I lost everything. My home is gone, my job is gone, and my town is gone. I was stuck in a truck when it hit. They say it sounds like a freight train, but it's more like standing by a jet engine at full strength. I'm just lucky to be alive.
Derek Rogy of Salina, Kansas
It was around 11:45 p.m. Friday night and we had just gotten off the I-70 to I-135 exit traveling southbound towards Salina when all the sudden the wind picked up around 40-50 mph and it started hailing. There was so much lightning that anyone could easily mistake it for it being the middle of the day.
James Grabhorn of Bonner Springs, Kansas
I owned a home in Hoisington, Kansas, about 75 miles north of Greensburg, which was destroyed by tornado in April 2001. From experience, I can attest that the people and business of Kansas will "rise to the occasion." There will be no cries for federal assistance, no finger-pointing, political posturing, or blame assessment. The next problem in Greensburg will probably be what to do with all the arriving donated supplies, bulldozers, backhoes, trucks and manpower. The people of this area never lose their "help thy neighbor" pioneer spirit. God bless them.
Janice Manuel of Bella Vista, Connecticut
This is not the first time Greensburg, Kansas, has been devastated by a tornado. Decades ago the town was devastated by a big tornado. Because it was the former home of my mother's family, one of her older siblings went back to look and took pictures. We have a set of eight, all matted and in one big frame, of homes and buildings and storm-ripped trees. When the city administrator now says they will come back, rebuild, I know that an earlier generation did it before.
Daniel Kieft of Colorado Springs, Colorado
My grandparents were from Centerview, Kansas, and moved to Greensburg in the early 1930s. They had a farm outside town for about 50 years, and are buried in the Greensburg cemetery. My mom grew up in Greensburg and went to school in both the elementary and high school. I spent most of my summers there for 25 years until my grandparents died and have a close connection to Greensburg.
Sharon Poage of Norton, Kansas

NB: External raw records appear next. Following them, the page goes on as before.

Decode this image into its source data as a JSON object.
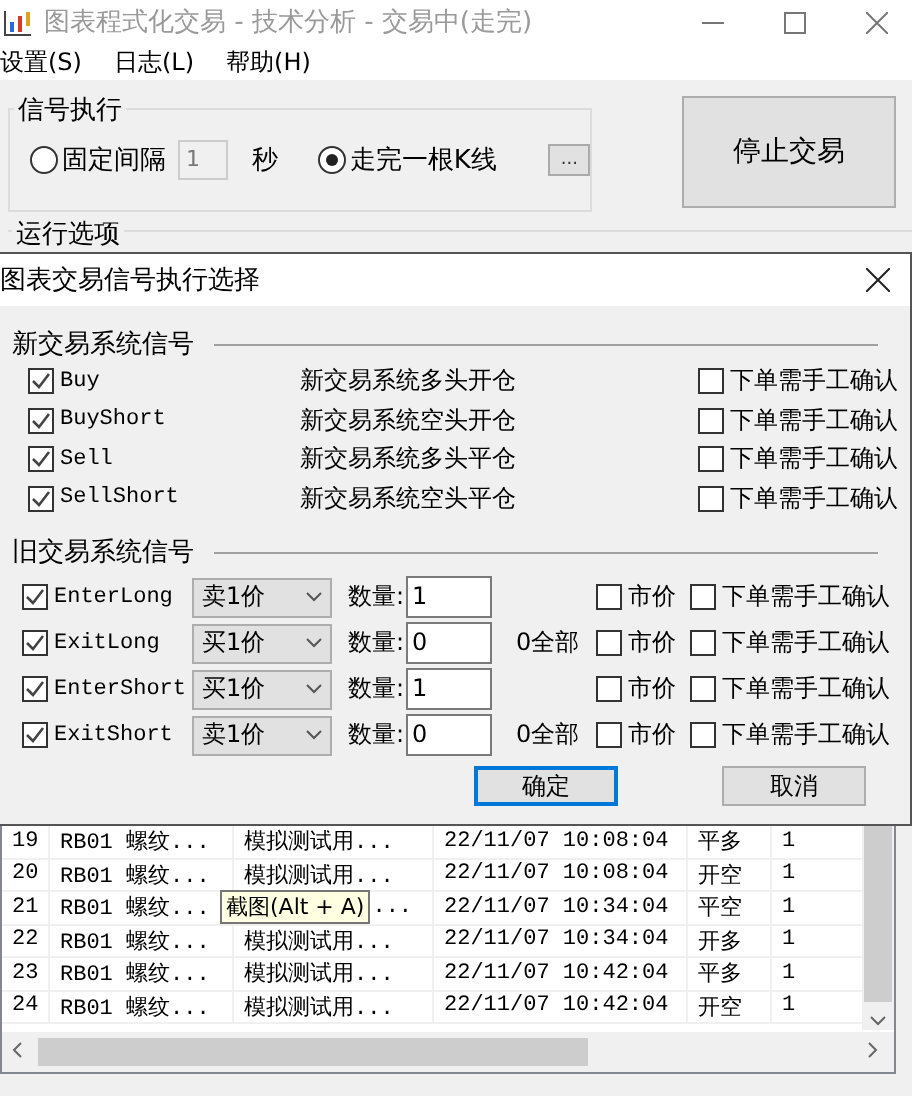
{
  "window": {
    "title": "图表程式化交易 - 技术分析 - 交易中(走完)"
  },
  "menu": [
    "设置(S)",
    "日志(L)",
    "帮助(H)"
  ],
  "signal_execution": {
    "title": "信号执行",
    "options": [
      {
        "label": "固定间隔",
        "selected": false
      },
      {
        "label": "走完一根K线",
        "selected": true
      }
    ],
    "interval": {
      "value": "1",
      "disabled": true
    },
    "unit": "秒",
    "more_button": "..."
  },
  "stop_button": "停止交易",
  "run_options": {
    "title": "运行选项"
  },
  "dialog": {
    "title": "图表交易信号执行选择",
    "new_section": {
      "title": "新交易系统信号",
      "signals": [
        {
          "name": "Buy",
          "checked": true,
          "description": "新交易系统多头开仓",
          "confirm": {
            "label": "下单需手工确认",
            "checked": false
          }
        },
        {
          "name": "BuyShort",
          "checked": true,
          "description": "新交易系统空头开仓",
          "confirm": {
            "label": "下单需手工确认",
            "checked": false
          }
        },
        {
          "name": "Sell",
          "checked": true,
          "description": "新交易系统多头平仓",
          "confirm": {
            "label": "下单需手工确认",
            "checked": false
          }
        },
        {
          "name": "SellShort",
          "checked": true,
          "description": "新交易系统空头平仓",
          "confirm": {
            "label": "下单需手工确认",
            "checked": false
          }
        }
      ]
    },
    "old_section": {
      "title": "旧交易系统信号",
      "signals": [
        {
          "name": "EnterLong",
          "checked": true,
          "price": "卖1价",
          "quantity_label": "数量:",
          "quantity": "1",
          "market": {
            "label": "市价",
            "checked": false
          },
          "confirm": {
            "label": "下单需手工确认",
            "checked": false
          }
        },
        {
          "name": "ExitLong",
          "checked": true,
          "price": "买1价",
          "quantity_label": "数量:",
          "quantity": "0",
          "note": "0全部",
          "market": {
            "label": "市价",
            "checked": false
          },
          "confirm": {
            "label": "下单需手工确认",
            "checked": false
          }
        },
        {
          "name": "EnterShort",
          "checked": true,
          "price": "买1价",
          "quantity_label": "数量:",
          "quantity": "1",
          "market": {
            "label": "市价",
            "checked": false
          },
          "confirm": {
            "label": "下单需手工确认",
            "checked": false
          }
        },
        {
          "name": "ExitShort",
          "checked": true,
          "price": "卖1价",
          "quantity_label": "数量:",
          "quantity": "0",
          "note": "0全部",
          "market": {
            "label": "市价",
            "checked": false
          },
          "confirm": {
            "label": "下单需手工确认",
            "checked": false
          }
        }
      ]
    },
    "buttons": [
      {
        "label": "确定",
        "focused": true
      },
      {
        "label": "取消",
        "focused": false
      }
    ]
  },
  "table": {
    "rows": [
      {
        "cells": [
          "19",
          "RB01 螺纹...",
          "模拟测试用...",
          "22/11/07 10:08:04",
          "平多",
          "1"
        ]
      },
      {
        "cells": [
          "20",
          "RB01 螺纹...",
          "模拟测试用...",
          "22/11/07 10:08:04",
          "开空",
          "1"
        ]
      },
      {
        "cells": [
          "21",
          "RB01 螺纹...",
          "...",
          "22/11/07 10:34:04",
          "平空",
          "1"
        ],
        "tooltip": "截图(Alt + A)"
      },
      {
        "cells": [
          "22",
          "RB01 螺纹...",
          "模拟测试用...",
          "22/11/07 10:34:04",
          "开多",
          "1"
        ]
      },
      {
        "cells": [
          "23",
          "RB01 螺纹...",
          "模拟测试用...",
          "22/11/07 10:42:04",
          "平多",
          "1"
        ]
      },
      {
        "cells": [
          "24",
          "RB01 螺纹...",
          "模拟测试用...",
          "22/11/07 10:42:04",
          "开空",
          "1"
        ]
      }
    ]
  }
}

We are 150 or so miles from Greensburg but were watching your coverage on the devastation there. I and plenty of other Kansans feel insulted that you made the statement "Strangers helping strangers and families helping families." Greensburg is a small town and there is no such thing as a stranger. Kansans always help each other. So, please, when you do a news story about a Midwestern state: Kansas, Nebraska, Oklahoma, and Missouri, never refer to anyone as a "stranger."

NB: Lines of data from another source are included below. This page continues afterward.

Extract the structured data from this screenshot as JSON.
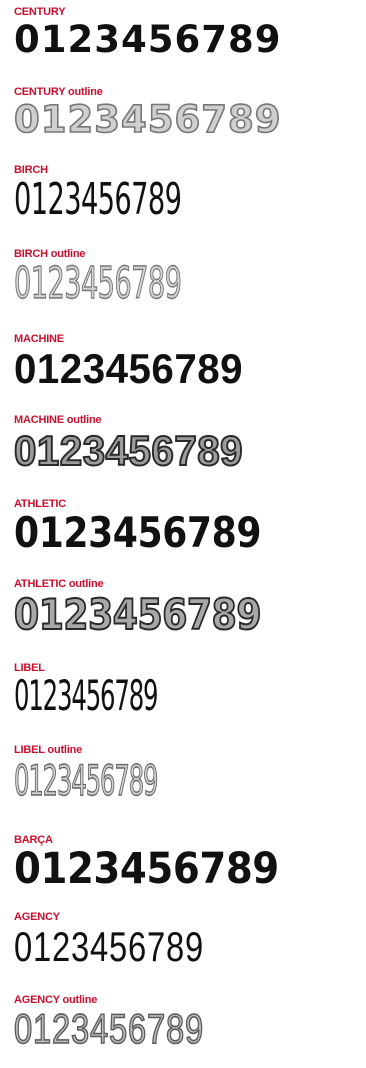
{
  "accent_color": "#c8102e",
  "samples": [
    {
      "name": "CENTURY",
      "digits": "0123456789"
    },
    {
      "name": "CENTURY outline",
      "digits": "0123456789"
    },
    {
      "name": "BIRCH",
      "digits": "0123456789"
    },
    {
      "name": "BIRCH outline",
      "digits": "0123456789"
    },
    {
      "name": "MACHINE",
      "digits": "0123456789"
    },
    {
      "name": "MACHINE outline",
      "digits": "0123456789"
    },
    {
      "name": "ATHLETIC",
      "digits": "0123456789"
    },
    {
      "name": "ATHLETIC outline",
      "digits": "0123456789"
    },
    {
      "name": "LIBEL",
      "digits": "0123456789"
    },
    {
      "name": "LIBEL outline",
      "digits": "0123456789"
    },
    {
      "name": "BARÇA",
      "digits": "0123456789"
    },
    {
      "name": "AGENCY",
      "digits": "0123456789"
    },
    {
      "name": "AGENCY outline",
      "digits": "0123456789"
    }
  ]
}
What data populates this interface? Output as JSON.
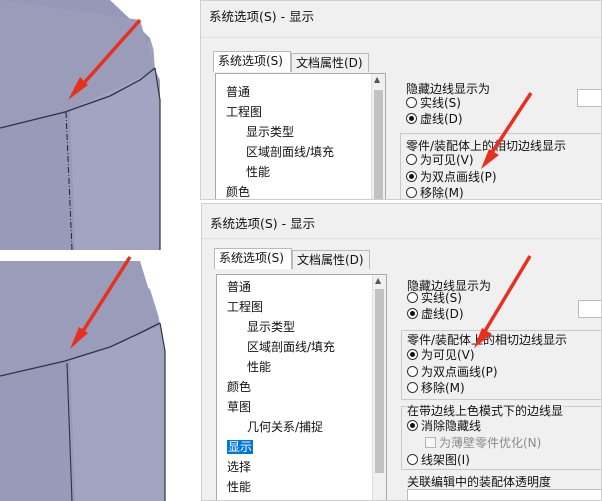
{
  "top_dialog": {
    "title": "系统选项(S) - 显示",
    "tabs": [
      "系统选项(S)",
      "文档属性(D)"
    ],
    "tree_items": [
      "普通",
      "工程图",
      "显示类型",
      "区域剖面线/填充",
      "性能",
      "颜色"
    ],
    "hidden_group_label": "隐藏边线显示为",
    "hidden_options": [
      "实线(S)",
      "虚线(D)"
    ],
    "hidden_selected": 1,
    "tangent_group_label": "零件/装配体上的相切边线显示",
    "tangent_options": [
      "为可见(V)",
      "为双点画线(P)",
      "移除(M)"
    ],
    "tangent_selected": 1
  },
  "bottom_dialog": {
    "title": "系统选项(S) - 显示",
    "tabs": [
      "系统选项(S)",
      "文档属性(D)"
    ],
    "tree_items": [
      "普通",
      "工程图",
      "显示类型",
      "区域剖面线/填充",
      "性能",
      "颜色",
      "草图",
      "几何关系/捕捉",
      "显示",
      "选择",
      "性能"
    ],
    "tree_selected": 8,
    "hidden_group_label": "隐藏边线显示为",
    "hidden_options": [
      "实线(S)",
      "虚线(D)"
    ],
    "hidden_selected": 1,
    "tangent_group_label": "零件/装配体上的相切边线显示",
    "tangent_options": [
      "为可见(V)",
      "为双点画线(P)",
      "移除(M)"
    ],
    "tangent_selected": 0,
    "shaded_group_label": "在带边线上色模式下的边线显",
    "shaded_options": [
      "消除隐藏线",
      "线架图(I)"
    ],
    "shaded_selected": 0,
    "shaded_checkbox": "为薄壁零件优化(N)",
    "assembly_label": "关联编辑中的装配体透明度"
  },
  "colors": {
    "arrow": "#e8301f",
    "model_face": "#9fa2bd",
    "selection": "#0078d7"
  }
}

Cynthia Corless of Lake Mary, Florida
Many thanks for your extended coverage this morning on the Greensburg tornado! My husband and his sister were born and raised there. It has meant much to get up-to-the-minute information and video. They do not have any immediate family members living there, but we do have a multitude of lifelong friends and acquaintances in this small community. My father-in-law served for years as volunteer fire chief and my mother-in-law worked at the doctor's office across from the hospital. I have renewed appreciation for CNN's service and the information provided.

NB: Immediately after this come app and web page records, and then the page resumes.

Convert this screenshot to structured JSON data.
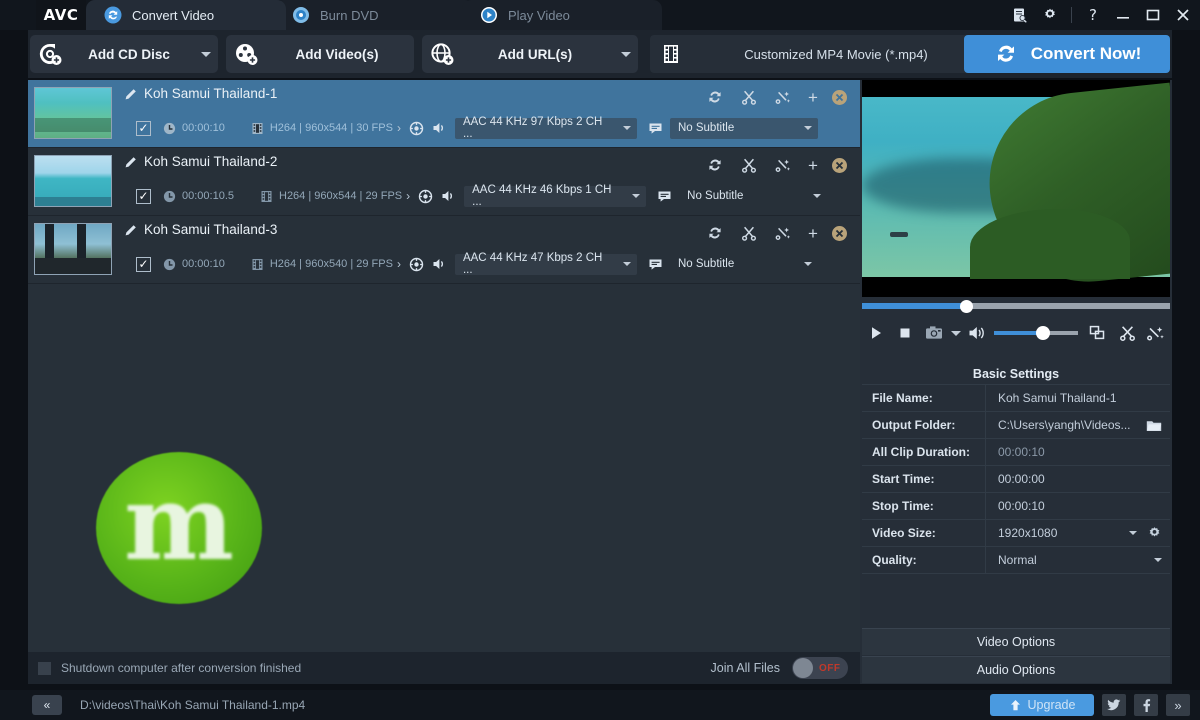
{
  "titlebar": {
    "logo": "AVC",
    "tabs": [
      {
        "label": "Convert Video",
        "icon": "convert-icon",
        "active": true
      },
      {
        "label": "Burn DVD",
        "icon": "disc-icon",
        "active": false
      },
      {
        "label": "Play Video",
        "icon": "play-icon",
        "active": false
      }
    ],
    "window_controls": {
      "log": "log-icon",
      "settings": "gear-icon",
      "help": "?",
      "minimize": "—",
      "maximize": "❐",
      "close": "✕"
    }
  },
  "toolbar": {
    "add_cd_disc": "Add CD Disc",
    "add_videos": "Add Video(s)",
    "add_urls": "Add URL(s)",
    "profile": "Customized MP4 Movie (*.mp4)",
    "convert": "Convert Now!"
  },
  "video_list": [
    {
      "name": "Koh Samui Thailand-1",
      "checked": "✓",
      "duration": "00:00:10",
      "format": "H264 | 960x544 | 30 FPS",
      "audio": "AAC 44 KHz 97 Kbps 2 CH ...",
      "subtitle": "No Subtitle",
      "selected": true
    },
    {
      "name": "Koh Samui Thailand-2",
      "checked": "✓",
      "duration": "00:00:10.5",
      "format": "H264 | 960x544 | 29 FPS",
      "audio": "AAC 44 KHz 46 Kbps 1 CH ...",
      "subtitle": "No Subtitle",
      "selected": false
    },
    {
      "name": "Koh Samui Thailand-3",
      "checked": "✓",
      "duration": "00:00:10",
      "format": "H264 | 960x540 | 29 FPS",
      "audio": "AAC 44 KHz 47 Kbps 2 CH ...",
      "subtitle": "No Subtitle",
      "selected": false
    }
  ],
  "row_actions": {
    "rotate": "rotate-icon",
    "cut": "scissors-icon",
    "effect": "effect-icon",
    "add": "+",
    "remove": "✕"
  },
  "bottom_strip": {
    "shutdown_label": "Shutdown computer after conversion finished",
    "join_label": "Join All Files",
    "join_state": "OFF"
  },
  "player": {
    "play": "play-icon",
    "stop": "stop-icon",
    "snapshot": "camera-icon",
    "volume": "volume-icon",
    "crop": "crop-icon",
    "trim": "scissors-icon",
    "effect": "effect-icon",
    "seek_percent": 34,
    "volume_percent": 57
  },
  "basic_settings": {
    "title": "Basic Settings",
    "rows": [
      {
        "label": "File Name:",
        "value": "Koh Samui Thailand-1",
        "muted": false
      },
      {
        "label": "Output Folder:",
        "value": "C:\\Users\\yangh\\Videos...",
        "muted": false,
        "accessory": "folder-icon"
      },
      {
        "label": "All Clip Duration:",
        "value": "00:00:10",
        "muted": true
      },
      {
        "label": "Start Time:",
        "value": "00:00:00",
        "muted": false
      },
      {
        "label": "Stop Time:",
        "value": "00:00:10",
        "muted": false
      },
      {
        "label": "Video Size:",
        "value": "1920x1080",
        "muted": false,
        "accessory": "caret+gear"
      },
      {
        "label": "Quality:",
        "value": "Normal",
        "muted": false,
        "accessory": "caret"
      }
    ]
  },
  "option_buttons": {
    "video_options": "Video Options",
    "audio_options": "Audio Options"
  },
  "statusbar": {
    "collapse": "«",
    "path": "D:\\videos\\Thai\\Koh Samui Thailand-1.mp4",
    "upgrade": "Upgrade",
    "twitter": "twitter-icon",
    "facebook": "facebook-icon",
    "more": "»"
  },
  "colors": {
    "accent": "#3f8fd8",
    "selected_row": "#40749d",
    "panel": "#262e38",
    "list_bg": "#273039",
    "titlebar": "#11161d"
  }
}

Dan Lykins of Topeka, Kansas
We were at high school track meet in Bucklin, Kansas, a few miles from Greensburg. But the meet was canceled because of bad weather. We decided to return to Pratt, where our son and family live. As we drove through Greensburg I told my wife, "Let's stop here and ride out the storm." But she said, "Let's keep going." The tornado hit Greensburg a few minutes after we got back on the highway.
Jim Lake of Franklin, North Carolina
Why are all the FEMA trailers sitting around not being used? Send them to Greensburg, Kansas.